→ **YOUR ASSIGNMENT**
Each line of the data below that holds the word "控盘程度" is to be reported in full.

***** SOURCE DATA

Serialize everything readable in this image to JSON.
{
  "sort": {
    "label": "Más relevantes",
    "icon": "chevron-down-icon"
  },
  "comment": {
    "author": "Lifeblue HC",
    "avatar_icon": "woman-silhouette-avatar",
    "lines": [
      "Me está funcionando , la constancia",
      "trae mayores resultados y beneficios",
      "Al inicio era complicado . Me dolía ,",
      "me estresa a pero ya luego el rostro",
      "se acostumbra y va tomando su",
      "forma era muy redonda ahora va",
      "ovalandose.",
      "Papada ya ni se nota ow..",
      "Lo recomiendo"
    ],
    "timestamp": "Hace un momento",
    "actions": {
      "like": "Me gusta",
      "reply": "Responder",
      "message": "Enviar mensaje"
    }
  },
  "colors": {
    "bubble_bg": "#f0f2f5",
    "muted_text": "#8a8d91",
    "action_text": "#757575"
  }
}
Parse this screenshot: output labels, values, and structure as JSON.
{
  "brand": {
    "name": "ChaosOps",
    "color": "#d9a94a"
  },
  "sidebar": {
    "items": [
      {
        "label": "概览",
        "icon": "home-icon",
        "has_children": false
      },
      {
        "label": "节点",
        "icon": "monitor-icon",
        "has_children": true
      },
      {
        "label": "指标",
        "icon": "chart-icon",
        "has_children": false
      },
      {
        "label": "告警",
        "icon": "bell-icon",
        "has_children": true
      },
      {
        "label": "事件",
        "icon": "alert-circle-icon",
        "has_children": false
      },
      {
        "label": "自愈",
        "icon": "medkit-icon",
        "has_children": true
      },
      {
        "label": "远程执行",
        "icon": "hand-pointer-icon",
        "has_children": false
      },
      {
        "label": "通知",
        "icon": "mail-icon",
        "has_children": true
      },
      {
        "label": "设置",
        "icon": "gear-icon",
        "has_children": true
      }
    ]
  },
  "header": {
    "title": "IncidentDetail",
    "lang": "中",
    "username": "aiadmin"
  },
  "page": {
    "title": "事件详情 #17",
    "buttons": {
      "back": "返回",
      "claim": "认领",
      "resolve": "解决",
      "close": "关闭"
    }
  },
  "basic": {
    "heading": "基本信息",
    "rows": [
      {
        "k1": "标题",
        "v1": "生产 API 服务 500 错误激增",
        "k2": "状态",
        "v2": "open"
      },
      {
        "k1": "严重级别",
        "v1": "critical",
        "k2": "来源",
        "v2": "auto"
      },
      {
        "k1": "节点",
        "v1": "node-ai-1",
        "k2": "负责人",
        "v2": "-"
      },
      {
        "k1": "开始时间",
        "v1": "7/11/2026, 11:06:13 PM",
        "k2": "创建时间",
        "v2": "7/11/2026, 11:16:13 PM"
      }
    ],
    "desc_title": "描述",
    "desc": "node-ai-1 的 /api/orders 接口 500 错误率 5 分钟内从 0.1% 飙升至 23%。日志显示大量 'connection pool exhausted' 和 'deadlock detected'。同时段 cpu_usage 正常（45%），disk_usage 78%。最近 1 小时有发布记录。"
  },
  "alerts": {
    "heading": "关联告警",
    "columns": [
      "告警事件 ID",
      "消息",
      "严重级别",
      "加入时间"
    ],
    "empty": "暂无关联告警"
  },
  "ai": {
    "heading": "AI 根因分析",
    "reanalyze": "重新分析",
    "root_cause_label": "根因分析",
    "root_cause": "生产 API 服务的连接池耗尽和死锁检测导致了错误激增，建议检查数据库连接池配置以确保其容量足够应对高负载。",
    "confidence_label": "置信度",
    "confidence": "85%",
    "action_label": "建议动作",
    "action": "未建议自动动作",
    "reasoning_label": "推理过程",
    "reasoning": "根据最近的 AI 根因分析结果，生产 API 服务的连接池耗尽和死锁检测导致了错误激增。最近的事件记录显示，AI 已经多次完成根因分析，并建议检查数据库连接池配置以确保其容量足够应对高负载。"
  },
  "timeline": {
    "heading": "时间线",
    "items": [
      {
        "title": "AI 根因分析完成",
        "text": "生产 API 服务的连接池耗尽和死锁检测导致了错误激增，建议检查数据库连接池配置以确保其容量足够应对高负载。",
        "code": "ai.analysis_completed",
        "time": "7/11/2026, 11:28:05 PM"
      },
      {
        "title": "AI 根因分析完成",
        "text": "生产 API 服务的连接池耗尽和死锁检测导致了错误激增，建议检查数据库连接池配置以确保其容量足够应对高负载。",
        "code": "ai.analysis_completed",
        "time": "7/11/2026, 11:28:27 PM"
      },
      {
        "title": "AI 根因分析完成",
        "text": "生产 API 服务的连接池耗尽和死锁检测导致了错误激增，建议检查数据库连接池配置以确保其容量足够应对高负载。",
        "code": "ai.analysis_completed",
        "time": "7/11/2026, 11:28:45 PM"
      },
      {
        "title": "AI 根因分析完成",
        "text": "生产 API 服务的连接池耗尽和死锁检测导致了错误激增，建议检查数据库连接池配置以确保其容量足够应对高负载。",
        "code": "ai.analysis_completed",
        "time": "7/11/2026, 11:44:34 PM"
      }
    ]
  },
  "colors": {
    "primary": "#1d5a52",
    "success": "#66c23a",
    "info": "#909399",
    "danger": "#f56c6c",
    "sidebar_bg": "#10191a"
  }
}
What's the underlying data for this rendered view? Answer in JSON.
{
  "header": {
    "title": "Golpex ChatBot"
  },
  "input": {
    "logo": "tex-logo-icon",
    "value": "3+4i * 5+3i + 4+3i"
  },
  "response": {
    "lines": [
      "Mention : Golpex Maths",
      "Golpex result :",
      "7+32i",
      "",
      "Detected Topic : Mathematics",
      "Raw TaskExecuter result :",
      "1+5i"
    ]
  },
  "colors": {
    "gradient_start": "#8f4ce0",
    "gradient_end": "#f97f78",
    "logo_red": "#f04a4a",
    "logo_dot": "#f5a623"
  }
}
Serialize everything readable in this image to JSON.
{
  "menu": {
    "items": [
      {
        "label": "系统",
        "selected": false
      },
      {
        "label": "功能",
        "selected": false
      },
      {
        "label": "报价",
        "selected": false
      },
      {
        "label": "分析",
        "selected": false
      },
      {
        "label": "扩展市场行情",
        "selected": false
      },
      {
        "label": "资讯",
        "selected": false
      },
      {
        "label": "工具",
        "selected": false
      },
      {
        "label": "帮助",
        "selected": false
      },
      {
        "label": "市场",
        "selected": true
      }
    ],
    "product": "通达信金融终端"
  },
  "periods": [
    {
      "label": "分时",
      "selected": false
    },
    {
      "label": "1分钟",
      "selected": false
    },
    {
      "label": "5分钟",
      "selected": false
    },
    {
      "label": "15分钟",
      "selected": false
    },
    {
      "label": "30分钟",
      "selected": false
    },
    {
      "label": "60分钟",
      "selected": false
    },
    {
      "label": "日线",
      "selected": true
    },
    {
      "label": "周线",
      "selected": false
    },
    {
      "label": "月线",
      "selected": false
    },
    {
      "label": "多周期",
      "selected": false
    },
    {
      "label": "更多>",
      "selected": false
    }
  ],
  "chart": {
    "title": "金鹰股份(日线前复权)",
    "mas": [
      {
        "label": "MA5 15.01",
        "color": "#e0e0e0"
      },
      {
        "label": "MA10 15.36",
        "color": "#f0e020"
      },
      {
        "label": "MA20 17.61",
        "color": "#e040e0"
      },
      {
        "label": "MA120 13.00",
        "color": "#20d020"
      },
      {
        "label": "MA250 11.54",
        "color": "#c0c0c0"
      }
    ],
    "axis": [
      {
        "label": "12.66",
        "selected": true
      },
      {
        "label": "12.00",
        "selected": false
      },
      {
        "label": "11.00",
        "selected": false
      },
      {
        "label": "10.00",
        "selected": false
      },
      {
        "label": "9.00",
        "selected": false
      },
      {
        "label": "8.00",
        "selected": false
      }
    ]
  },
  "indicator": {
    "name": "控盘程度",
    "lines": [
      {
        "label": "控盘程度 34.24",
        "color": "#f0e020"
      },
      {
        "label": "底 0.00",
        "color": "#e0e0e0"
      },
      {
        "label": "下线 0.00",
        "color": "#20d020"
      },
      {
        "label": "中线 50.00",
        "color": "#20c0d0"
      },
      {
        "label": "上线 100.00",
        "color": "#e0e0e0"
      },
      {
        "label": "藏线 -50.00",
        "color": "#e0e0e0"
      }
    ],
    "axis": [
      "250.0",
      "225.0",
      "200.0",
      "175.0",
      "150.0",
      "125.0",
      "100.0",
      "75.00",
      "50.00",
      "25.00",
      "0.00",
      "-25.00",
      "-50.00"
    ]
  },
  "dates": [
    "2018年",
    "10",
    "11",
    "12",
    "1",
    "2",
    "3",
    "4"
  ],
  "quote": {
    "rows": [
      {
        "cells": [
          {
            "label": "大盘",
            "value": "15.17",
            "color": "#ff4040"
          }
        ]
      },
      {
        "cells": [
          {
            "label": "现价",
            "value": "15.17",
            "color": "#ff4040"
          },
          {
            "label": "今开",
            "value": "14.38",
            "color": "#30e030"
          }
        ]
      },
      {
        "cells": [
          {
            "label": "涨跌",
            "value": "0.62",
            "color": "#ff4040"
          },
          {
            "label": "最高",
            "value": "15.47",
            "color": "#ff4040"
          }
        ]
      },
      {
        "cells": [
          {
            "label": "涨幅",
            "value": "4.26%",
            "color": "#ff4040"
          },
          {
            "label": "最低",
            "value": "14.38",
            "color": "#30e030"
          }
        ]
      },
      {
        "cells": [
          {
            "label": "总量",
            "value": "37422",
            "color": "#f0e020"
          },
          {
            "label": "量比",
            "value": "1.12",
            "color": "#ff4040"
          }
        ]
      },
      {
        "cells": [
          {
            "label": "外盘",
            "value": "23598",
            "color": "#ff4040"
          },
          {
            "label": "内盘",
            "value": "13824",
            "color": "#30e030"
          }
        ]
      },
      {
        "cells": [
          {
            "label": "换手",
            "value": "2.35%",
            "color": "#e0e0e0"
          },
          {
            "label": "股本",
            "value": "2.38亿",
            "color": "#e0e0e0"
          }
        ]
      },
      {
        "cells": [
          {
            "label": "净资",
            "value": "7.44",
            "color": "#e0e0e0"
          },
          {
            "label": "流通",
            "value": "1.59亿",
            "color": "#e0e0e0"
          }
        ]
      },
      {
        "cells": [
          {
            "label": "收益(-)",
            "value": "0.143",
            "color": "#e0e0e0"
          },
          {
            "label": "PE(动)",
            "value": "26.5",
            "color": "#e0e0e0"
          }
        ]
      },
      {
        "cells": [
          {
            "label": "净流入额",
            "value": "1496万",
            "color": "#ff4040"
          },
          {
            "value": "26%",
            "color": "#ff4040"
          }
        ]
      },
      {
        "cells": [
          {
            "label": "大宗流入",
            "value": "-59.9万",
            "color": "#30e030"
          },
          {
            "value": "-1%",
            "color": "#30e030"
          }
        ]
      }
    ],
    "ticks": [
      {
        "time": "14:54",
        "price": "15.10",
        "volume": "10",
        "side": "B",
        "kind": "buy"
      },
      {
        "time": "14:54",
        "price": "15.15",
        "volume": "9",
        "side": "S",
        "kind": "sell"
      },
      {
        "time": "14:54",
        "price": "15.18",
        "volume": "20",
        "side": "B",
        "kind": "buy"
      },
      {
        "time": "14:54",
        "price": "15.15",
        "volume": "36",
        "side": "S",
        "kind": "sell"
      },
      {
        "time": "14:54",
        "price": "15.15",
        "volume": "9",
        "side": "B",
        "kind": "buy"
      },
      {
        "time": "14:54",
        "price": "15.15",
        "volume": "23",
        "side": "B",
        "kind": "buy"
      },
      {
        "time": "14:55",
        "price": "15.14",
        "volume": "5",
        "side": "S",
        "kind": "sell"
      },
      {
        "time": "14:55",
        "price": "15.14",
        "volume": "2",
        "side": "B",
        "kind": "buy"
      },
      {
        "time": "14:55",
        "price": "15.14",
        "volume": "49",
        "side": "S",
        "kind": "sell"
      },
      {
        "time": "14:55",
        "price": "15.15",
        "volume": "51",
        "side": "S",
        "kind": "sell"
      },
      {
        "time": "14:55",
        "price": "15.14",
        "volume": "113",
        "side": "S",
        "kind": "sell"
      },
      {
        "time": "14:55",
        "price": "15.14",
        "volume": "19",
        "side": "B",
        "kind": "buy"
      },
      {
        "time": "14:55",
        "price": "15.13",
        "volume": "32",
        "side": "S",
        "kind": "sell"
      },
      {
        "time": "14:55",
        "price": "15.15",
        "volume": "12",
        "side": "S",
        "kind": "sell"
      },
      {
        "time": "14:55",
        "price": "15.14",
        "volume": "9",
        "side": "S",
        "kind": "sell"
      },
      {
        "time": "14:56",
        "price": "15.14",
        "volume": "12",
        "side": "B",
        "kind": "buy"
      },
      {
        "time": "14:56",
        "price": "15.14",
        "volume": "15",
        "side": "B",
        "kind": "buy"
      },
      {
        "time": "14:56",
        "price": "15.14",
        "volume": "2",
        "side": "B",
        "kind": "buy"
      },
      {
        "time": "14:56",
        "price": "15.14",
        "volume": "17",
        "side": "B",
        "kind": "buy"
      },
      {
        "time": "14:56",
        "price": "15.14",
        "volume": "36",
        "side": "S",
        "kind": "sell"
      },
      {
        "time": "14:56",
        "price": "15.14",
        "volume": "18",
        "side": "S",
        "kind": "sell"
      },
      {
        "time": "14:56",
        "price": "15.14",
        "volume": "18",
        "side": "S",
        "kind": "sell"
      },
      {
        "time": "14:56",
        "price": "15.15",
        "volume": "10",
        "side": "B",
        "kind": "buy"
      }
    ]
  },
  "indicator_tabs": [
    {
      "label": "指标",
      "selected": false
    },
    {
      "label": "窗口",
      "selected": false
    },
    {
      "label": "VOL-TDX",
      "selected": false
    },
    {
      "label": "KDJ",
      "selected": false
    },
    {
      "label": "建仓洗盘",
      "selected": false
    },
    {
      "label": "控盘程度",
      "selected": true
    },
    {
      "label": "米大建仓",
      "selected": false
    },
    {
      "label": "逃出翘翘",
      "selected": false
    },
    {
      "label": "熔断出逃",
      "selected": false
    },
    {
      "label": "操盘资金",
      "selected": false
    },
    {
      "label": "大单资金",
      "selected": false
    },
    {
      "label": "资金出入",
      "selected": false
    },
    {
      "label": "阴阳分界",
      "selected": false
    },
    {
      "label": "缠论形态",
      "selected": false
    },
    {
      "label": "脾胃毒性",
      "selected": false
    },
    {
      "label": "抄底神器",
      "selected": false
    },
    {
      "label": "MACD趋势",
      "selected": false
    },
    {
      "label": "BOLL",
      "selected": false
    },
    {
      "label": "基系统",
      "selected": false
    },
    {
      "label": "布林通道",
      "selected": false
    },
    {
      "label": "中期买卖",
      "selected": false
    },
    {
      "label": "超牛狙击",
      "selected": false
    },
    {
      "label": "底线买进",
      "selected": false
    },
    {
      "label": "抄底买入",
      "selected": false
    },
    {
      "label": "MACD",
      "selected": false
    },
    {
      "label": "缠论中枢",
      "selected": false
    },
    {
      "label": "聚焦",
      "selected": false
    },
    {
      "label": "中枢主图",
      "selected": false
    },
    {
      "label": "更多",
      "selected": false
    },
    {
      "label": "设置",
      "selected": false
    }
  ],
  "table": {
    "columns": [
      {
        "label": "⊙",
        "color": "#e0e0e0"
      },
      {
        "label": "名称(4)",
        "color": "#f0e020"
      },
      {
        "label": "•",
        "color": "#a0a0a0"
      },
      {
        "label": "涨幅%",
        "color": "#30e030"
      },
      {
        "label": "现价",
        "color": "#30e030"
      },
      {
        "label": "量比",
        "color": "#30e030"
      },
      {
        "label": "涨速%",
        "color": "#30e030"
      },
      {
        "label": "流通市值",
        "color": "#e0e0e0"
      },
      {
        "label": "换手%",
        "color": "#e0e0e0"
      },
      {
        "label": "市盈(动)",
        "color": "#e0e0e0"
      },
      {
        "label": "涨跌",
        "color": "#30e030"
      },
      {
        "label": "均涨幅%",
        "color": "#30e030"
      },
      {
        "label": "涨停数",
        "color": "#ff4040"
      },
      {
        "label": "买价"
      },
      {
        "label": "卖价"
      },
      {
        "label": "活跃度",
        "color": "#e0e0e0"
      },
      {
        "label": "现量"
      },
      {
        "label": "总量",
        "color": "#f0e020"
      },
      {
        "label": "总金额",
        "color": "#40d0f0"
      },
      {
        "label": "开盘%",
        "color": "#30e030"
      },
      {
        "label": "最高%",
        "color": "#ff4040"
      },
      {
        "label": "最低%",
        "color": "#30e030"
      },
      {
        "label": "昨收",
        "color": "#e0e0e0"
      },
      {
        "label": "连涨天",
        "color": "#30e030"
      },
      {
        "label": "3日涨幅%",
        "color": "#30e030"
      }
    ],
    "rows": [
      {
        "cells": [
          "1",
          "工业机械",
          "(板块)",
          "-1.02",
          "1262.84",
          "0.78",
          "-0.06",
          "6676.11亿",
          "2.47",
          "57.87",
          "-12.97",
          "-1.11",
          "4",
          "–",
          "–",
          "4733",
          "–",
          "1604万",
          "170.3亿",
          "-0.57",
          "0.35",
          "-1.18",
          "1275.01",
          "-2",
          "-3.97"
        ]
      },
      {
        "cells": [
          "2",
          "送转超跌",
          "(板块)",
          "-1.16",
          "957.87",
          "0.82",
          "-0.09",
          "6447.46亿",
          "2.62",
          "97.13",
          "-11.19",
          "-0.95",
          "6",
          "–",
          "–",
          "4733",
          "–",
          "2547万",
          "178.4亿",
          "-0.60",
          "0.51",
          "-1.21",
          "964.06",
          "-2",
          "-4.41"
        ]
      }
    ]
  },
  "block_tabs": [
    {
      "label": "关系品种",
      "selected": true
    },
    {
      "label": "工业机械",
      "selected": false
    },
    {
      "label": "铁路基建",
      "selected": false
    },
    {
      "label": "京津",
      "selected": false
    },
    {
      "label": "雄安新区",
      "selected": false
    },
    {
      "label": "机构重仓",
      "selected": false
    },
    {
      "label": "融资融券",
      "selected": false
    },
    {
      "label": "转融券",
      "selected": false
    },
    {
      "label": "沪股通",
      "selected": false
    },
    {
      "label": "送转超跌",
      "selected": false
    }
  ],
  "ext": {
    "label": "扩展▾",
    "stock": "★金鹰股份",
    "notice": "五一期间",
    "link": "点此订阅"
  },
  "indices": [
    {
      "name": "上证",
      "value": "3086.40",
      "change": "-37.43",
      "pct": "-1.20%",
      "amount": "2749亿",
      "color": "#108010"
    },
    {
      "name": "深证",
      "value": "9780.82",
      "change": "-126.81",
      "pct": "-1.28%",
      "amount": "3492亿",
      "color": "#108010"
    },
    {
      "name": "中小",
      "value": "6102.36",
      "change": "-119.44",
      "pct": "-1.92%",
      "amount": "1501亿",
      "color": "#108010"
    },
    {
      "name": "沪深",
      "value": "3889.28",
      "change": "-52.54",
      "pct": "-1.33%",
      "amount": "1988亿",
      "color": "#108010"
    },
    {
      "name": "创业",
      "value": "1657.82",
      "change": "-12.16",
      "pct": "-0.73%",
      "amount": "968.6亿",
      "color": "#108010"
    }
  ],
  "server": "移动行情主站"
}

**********

→ **REPLY TO THE TASK**
    "name": "控盘程度",
        "label": "控盘程度 34.24",
      "label": "控盘程度",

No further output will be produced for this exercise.